**WORK TO COMPLETE:** Please return every line from the entries that has the string "percent" in it.

START INFORMATION PROVIDED

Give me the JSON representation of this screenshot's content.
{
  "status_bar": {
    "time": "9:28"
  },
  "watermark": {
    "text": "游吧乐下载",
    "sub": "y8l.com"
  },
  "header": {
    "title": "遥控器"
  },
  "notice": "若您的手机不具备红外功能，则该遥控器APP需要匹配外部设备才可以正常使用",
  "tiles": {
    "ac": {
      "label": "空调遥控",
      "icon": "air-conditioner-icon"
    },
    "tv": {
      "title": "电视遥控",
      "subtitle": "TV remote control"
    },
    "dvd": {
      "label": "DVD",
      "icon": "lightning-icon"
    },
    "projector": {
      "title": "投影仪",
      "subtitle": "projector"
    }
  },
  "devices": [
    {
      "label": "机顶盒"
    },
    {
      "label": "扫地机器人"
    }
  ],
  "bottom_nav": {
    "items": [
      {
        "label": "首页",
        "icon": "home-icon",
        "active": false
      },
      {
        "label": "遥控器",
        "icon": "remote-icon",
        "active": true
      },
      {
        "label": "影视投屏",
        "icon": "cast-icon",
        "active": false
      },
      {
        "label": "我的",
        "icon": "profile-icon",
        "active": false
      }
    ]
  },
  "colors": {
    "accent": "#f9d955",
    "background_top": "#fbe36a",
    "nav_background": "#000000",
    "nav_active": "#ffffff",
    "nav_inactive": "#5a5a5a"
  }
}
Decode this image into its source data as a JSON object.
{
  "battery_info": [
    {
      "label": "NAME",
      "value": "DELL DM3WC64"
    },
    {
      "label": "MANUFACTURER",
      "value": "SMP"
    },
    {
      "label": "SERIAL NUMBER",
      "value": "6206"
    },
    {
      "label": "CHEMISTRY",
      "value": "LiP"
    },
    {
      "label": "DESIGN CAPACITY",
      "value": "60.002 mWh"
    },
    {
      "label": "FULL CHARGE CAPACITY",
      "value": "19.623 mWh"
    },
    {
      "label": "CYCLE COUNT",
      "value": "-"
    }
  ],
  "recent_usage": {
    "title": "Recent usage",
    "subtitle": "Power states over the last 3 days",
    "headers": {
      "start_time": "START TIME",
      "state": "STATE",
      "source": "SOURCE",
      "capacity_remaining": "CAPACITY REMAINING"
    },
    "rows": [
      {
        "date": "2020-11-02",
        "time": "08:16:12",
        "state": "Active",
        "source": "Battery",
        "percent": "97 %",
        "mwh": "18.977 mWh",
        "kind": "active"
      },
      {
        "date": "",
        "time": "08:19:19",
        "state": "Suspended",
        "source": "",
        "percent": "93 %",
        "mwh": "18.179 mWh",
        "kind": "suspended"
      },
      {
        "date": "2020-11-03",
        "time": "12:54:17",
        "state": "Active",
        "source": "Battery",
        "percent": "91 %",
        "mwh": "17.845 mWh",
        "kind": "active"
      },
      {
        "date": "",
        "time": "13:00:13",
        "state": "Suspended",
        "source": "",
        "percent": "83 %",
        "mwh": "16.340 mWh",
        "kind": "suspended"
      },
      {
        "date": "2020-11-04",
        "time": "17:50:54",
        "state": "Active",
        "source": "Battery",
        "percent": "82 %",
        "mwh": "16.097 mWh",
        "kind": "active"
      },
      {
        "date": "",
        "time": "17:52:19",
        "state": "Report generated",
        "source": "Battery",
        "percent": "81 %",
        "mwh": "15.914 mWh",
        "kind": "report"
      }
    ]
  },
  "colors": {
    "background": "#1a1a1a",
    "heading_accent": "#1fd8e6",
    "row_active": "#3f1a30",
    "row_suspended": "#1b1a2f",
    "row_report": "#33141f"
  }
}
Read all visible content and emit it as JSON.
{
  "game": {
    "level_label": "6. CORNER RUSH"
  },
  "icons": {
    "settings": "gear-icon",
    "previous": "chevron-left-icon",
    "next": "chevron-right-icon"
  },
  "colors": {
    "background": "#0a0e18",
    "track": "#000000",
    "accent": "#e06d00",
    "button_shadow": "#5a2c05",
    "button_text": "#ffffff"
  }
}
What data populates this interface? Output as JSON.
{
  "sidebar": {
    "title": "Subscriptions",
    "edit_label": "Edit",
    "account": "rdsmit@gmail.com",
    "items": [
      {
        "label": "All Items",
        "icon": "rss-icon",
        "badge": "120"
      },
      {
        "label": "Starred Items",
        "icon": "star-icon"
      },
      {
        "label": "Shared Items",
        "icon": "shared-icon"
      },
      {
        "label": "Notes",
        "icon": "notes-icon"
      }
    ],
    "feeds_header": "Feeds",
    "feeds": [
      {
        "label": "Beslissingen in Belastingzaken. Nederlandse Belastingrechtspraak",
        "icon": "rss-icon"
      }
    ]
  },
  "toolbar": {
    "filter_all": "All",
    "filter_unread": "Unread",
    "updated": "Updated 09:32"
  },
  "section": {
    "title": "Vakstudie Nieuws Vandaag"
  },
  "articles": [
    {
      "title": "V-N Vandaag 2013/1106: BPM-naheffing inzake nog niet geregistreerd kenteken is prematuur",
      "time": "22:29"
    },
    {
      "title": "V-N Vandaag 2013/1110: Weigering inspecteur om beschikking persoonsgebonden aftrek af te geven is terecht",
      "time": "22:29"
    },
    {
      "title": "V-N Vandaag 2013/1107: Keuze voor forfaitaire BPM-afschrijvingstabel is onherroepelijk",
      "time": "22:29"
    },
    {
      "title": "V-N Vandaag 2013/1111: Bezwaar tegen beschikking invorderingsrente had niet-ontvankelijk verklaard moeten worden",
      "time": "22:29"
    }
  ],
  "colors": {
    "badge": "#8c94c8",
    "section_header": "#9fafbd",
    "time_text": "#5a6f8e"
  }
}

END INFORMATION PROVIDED

**ANSWER SPACE:**
        "percent": "97 %",
        "percent": "93 %",
        "percent": "91 %",
        "percent": "83 %",
        "percent": "82 %",
        "percent": "81 %",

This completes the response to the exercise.